The hope of the resurrection
What does Jesus mean when He says He will raise someone up at the last day?
The resurrection of Jesus Christ, the Son of God, is essential to the Christian faith. In fact, the concept of Christianity is meaningless without the belief that Jesus rose from the grave, was seen by His disciples and ascended to the throne of God. The Scriptures demand Christians to accept that Jesus died and experienced a bodily resurrection three days and three nights later.
Let's look at what Paul writes to Christians in ancient Corinth in 1 Corinthians 15:22-24: "For as in Adam all die, even so in Christ all shall be made alive. But each one in his own order: Christ the firstfruits, afterward those who are Christ's at His coming.
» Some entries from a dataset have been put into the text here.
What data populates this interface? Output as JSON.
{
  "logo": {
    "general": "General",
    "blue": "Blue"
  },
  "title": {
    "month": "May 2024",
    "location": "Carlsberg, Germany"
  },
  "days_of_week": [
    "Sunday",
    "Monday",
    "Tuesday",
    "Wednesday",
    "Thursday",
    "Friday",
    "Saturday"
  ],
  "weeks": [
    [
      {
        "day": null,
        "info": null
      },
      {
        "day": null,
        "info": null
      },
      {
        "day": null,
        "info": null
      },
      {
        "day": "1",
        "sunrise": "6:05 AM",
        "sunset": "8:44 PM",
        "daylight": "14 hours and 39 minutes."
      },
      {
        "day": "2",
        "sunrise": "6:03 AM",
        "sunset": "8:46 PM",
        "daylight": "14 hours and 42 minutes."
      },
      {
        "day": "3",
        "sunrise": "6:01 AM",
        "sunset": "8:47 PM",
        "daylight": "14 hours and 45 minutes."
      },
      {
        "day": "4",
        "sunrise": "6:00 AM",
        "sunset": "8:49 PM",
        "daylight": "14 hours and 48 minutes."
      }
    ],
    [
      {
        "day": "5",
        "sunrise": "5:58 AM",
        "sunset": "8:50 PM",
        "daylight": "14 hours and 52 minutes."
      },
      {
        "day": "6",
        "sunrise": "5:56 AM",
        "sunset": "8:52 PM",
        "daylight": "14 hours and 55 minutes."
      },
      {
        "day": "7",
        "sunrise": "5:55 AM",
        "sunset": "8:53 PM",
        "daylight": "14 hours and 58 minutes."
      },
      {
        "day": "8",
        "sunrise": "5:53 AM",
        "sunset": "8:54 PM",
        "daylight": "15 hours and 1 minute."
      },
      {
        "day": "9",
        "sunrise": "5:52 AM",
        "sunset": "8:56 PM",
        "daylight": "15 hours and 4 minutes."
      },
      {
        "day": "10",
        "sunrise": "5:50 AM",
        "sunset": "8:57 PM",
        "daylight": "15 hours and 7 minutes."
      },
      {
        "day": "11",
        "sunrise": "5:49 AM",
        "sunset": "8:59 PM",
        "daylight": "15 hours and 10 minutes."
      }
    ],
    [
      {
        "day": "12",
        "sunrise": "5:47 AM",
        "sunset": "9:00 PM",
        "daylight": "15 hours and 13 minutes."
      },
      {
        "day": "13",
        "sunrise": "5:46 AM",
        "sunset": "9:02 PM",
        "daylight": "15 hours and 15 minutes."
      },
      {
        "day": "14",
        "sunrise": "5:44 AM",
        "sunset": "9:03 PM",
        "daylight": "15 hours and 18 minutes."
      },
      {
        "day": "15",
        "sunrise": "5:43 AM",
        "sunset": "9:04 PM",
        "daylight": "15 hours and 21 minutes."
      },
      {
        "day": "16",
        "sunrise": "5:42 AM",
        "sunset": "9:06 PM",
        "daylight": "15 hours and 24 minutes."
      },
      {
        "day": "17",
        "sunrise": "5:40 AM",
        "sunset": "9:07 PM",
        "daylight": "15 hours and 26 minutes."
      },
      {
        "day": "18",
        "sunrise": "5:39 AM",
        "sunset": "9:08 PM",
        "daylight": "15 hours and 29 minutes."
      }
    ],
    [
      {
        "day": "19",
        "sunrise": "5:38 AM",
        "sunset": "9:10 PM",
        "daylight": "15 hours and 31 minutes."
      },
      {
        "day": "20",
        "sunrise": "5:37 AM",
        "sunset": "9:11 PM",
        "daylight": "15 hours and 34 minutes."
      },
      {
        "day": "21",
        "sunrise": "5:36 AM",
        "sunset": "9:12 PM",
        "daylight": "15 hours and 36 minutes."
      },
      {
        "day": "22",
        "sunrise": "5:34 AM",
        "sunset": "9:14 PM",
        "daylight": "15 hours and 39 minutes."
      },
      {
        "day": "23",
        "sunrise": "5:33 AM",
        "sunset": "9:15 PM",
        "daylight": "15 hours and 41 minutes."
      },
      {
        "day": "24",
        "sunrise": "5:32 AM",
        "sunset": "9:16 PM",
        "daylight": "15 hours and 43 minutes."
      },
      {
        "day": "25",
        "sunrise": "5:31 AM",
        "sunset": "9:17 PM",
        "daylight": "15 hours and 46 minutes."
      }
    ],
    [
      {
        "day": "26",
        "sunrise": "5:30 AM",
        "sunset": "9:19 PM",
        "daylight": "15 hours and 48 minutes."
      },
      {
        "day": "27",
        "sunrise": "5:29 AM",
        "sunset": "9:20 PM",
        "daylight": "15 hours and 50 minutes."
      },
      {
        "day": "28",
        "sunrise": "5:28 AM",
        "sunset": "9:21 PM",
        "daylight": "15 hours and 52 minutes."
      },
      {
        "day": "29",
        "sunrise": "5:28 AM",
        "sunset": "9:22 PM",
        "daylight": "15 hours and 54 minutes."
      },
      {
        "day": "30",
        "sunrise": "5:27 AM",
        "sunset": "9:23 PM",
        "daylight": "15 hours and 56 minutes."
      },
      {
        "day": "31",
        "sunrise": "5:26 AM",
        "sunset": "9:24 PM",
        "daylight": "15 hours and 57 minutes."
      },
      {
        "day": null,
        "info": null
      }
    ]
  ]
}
Then comes the end, when He delivers the kingdom to God the Father, when He puts an end to all rule and all authority and power."
Notice that Paul says that "all shall be made alive ... each one in his own order." Jesus Christ is the first to be raised from the dead to eternal life. Then "afterwards those who are Christ's at His coming" will also be resurrected.
Many times in his writings Paul, as do other biblical writers, refers to death as sleep. How do we reconcile what Paul wrote with the traditional idea about heaven? Is it possible that the common belief that people go to heaven after they die is not what the Bible really teaches?
With Christ on earth
Jesus made important comments to His disciples on the night before His death, as recorded in John 14:1-4: "Let not your heart be troubled; you believe in God, believe also in Me. In My Father's house are many mansions; if it were not so, I would have told you. I go to prepare a place for you. And if I go and prepare a place for you, I will come again and receive you to Myself; that where I am, there you may be also. And where I go you know, and the way you know."
It is important to note where Jesus will be after His return. He will reign as king of the world for 1,000 years while the resurrected saints will rule with Him here on earth (Revelation 5:10; 20:4-6).
So Christ promises to return to earth for His disciples, both living and dead. He nowhere says we will be off with Him in heaven.
Paul tells us about the resurrection of the dead at Christ's return in 1 Thessalonians 4:13-18: "But I do not want you to be ignorant, brethren, concerning those who have fallen asleep, lest you sorrow as others who have no hope. For if we believe that Jesus died and rose again, even so God will bring with Him those who sleep in Jesus.
"For this we say to you by the word of the Lord, that we who are alive and remain until the coming of the Lord will by no means precede those who are asleep. For the Lord Himself will descend from heaven with a shout, with the voice of an archangel, and with the trumpet of God. And the dead in Christ will rise first. Then we who are alive and remain shall be caught up together with them in the clouds to meet the Lord in the air. And thus we shall always be with the Lord. Therefore comfort one another with these words."
The resurrection of which Paul wrote and Jesus spoke isn't a theory of an ethereal, nebulous existence as a disembodied ghost. It is the sure promise of a bodily resurrection to a spirit-composed life of eternal energy, eternal creativity and eternal goodness as the children of God.
This resurrection takes place not at death, as these scriptures make clear, but when Christ returns to establish His Father's kingdom on earth. The Christian future is far more spectacular than the view of heaven as a place of eternal repose without concrete meaning or personal purpose.
Why were you born? If you want to have a part in this glorious resurrection to fulfill the future God offers you, the choice is up to you. GN